I had a chart for servings I got from school that my chef made and that is what I use. It's pretty accurate, but I've tweaked it out a bit. Anyhow, according to that chart, a party dessert serving is 5 square inches. I think (for me), 4 square inches is good for a "party" slice. When I think "dessert" portion, I think of the cake being the full dessert. When I think "party", I think there is other dessert- scoop of ice cream, or what have you, and that 4 square inches (twice the size of a wedding portion) is enough, especially if your cakes are the same height as a wedding cake tier.
Wendy, I think what mbcakes meant by charging the same for birthday and wedding cakes is that if there both cakes are exactly the same, both tiered and intricately decorated, why should one cost more than the other just because one is for a wedding. (Am I right mb?) I charge the same amount as a wedding cake and tell the customer the servings are based on wedding servings and if they need bigger servings, then they need to order more cake. But in this situations, if they are getting a tiered cake and paying a lot of money, they are having more of an "event" than a backyard barbeque or informal get together at Great Aunt Mary's house. So there are other desserts as well (petit fours, minis, etc.) and all they need are wedding portions anyway.
As for smaller birthday cakes, using a 9" cake as an example, mine start at $55. (I don't do plain cakes; all of them have gp flowers or some kind of doo dad on them). One cake I recently sold at $55 had 3 smallish-medium gp roses on them, a quilted pattern going around the side (using a press, very fast), and a tiny gp flower at each "X" using an ejector (also very fast). Looking back, I should have charge a little more, but oh well, next time I'll get it right. Anyhow, I was thinking at the time, "Geez, this could easily be a tier in a wedding cake. And I would get $95 out of that!" I started to feel like I let myself get ripped off, but then I realized that even though the cakes are the same, there is a lot LESS effort that goes into a 9" cake and a 9" cake that is a part of a tier. For me, a 9" cake means a phone call from the customer wanting a cake, a 5 minute conversation, usually ending with, "Just make it pretty" or "do it however you think it will look best", and me making the cake, and the customer picking it up. A 9" cake that is a part of a tier means it's either a wedding or some other big important event or function. It means meeting with her for about 2 hours. It means letting her taste samples. It means me running around looking for the tools or whatever it takes to make her dream cake a reality. It means waiting for her to sign a contract and me really trying to sell myself. It means a mental bride who needs to call and email me several times or a million times. Basically, it means TIME and time is money. So keeping all this in mind, suddenly the $55 bucks I was making seemed like a lot more since it didn't require much time.

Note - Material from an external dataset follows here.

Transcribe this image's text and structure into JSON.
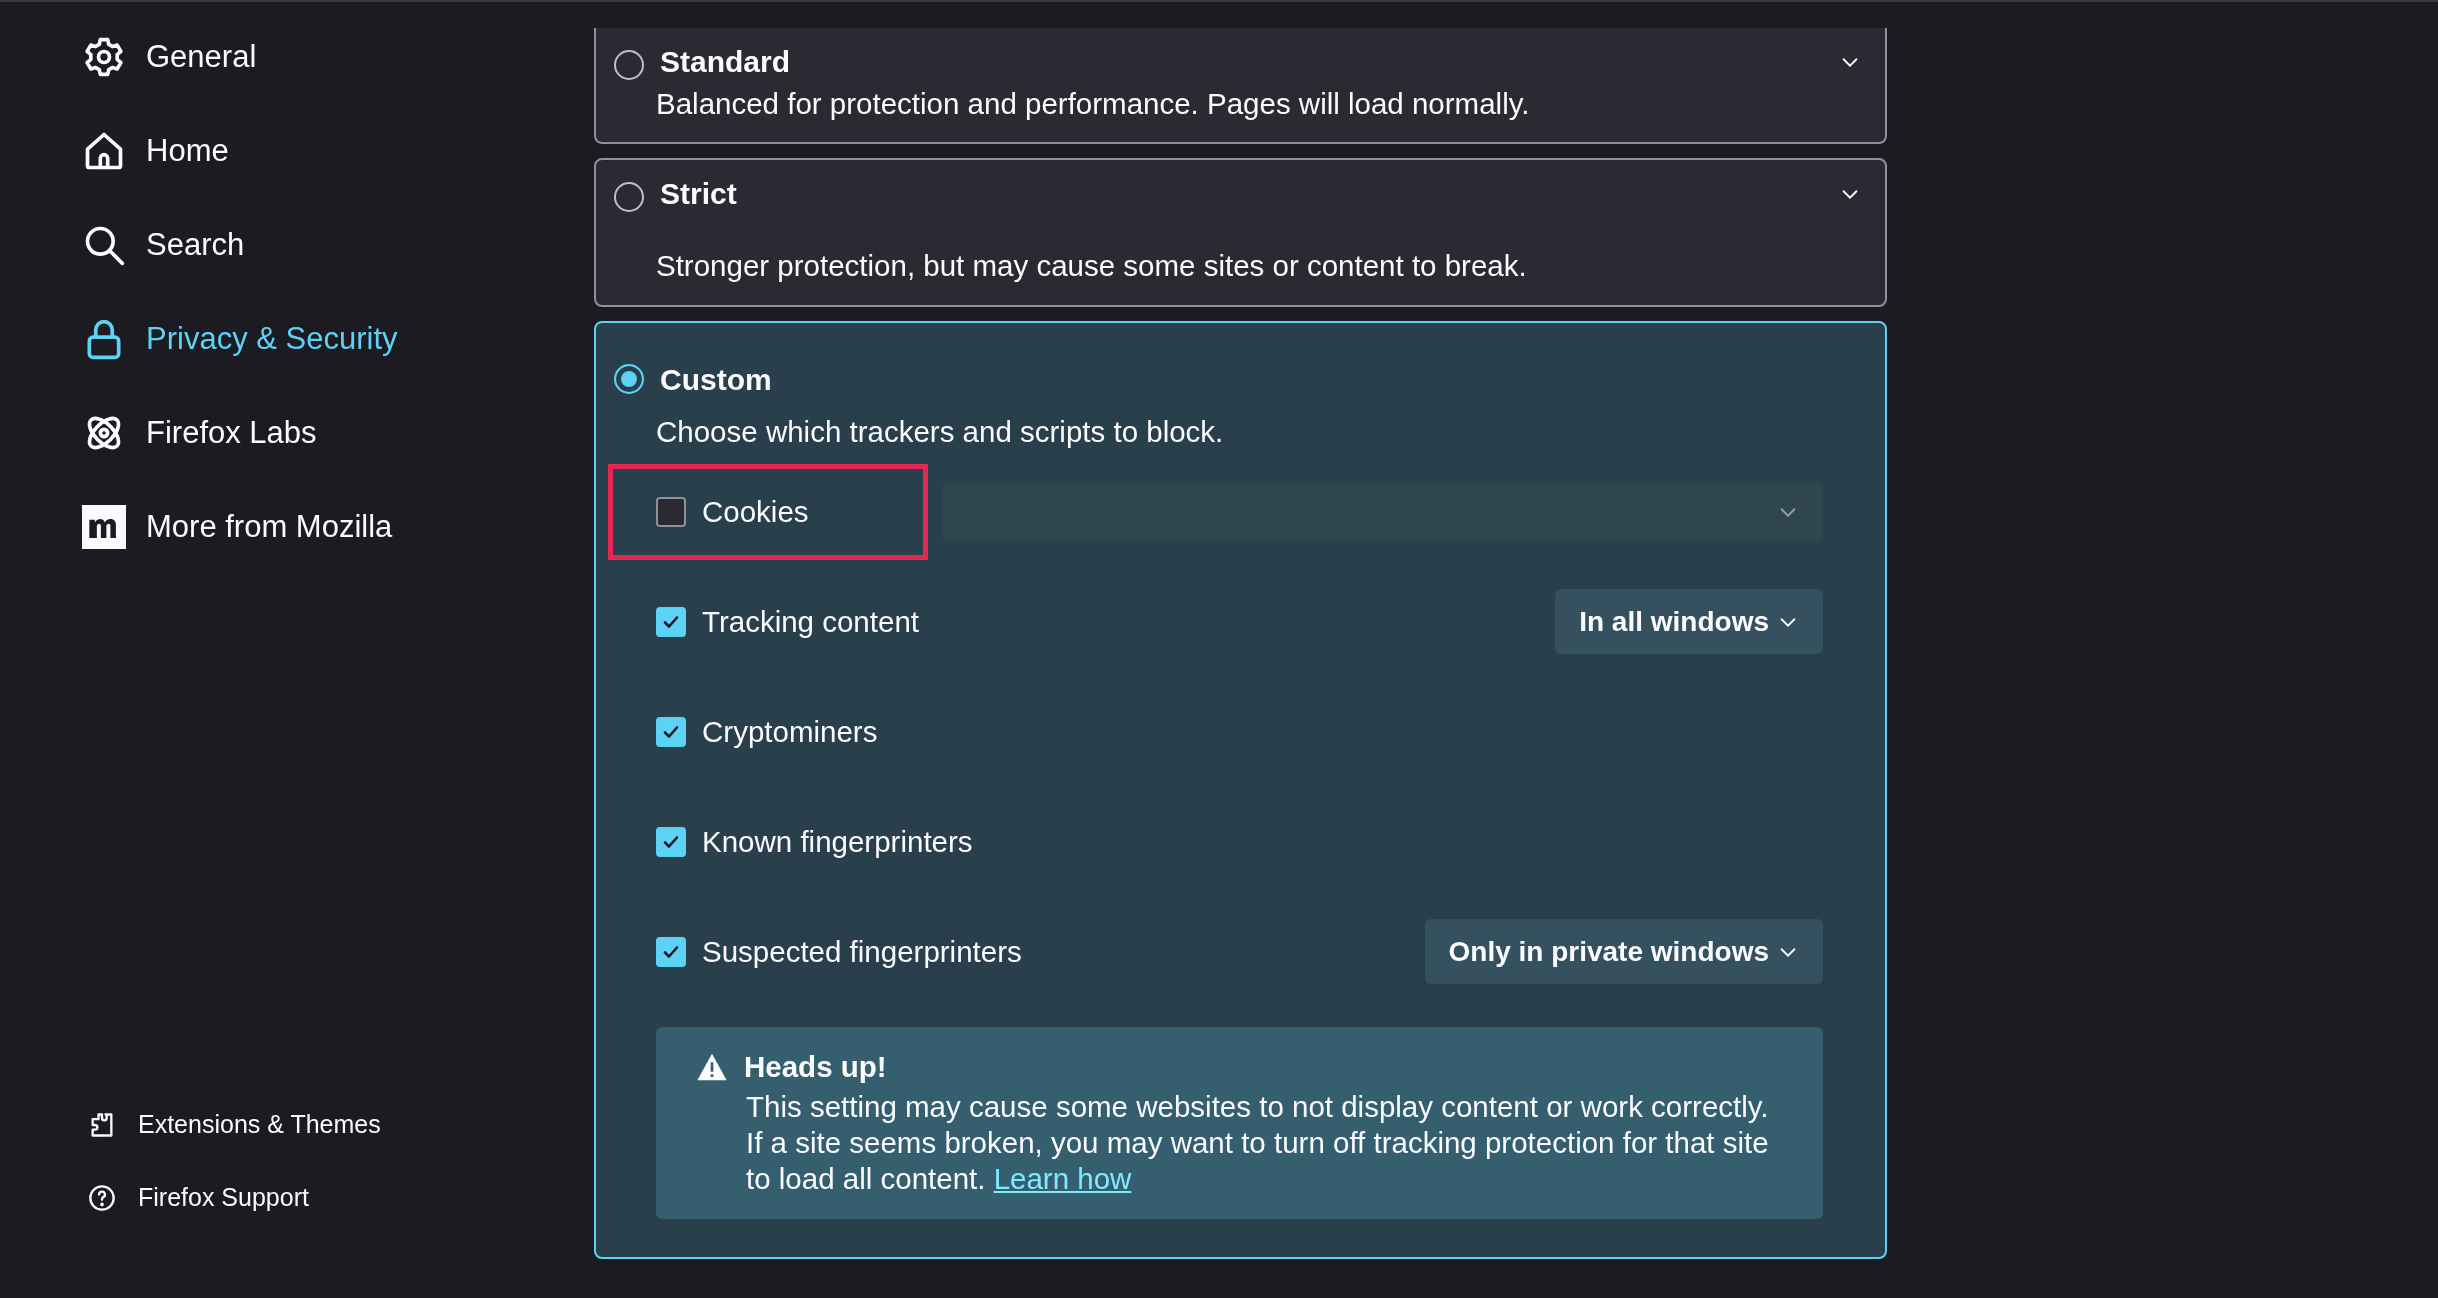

Mike (Mike's Amazing Cakes) has a "base" price for his birthday cakes then has additional art charges. I thought about using this method, but I am not a bakery and I don't want to offer plain cakes simply b/c no money is made from making them unless they're done in a high enough volume (you know, "Happy Birthday" with buttercream roses). So I was thinking that if there is any hint at all to a "base" price for a "plain" cake, people will see that and think, "Oh, she does plain cakes for $35! I'll just get a plain one and save money!" Anyhow, Mike has some pricing info on his site you may want to check out: Mike's Amazing Cakes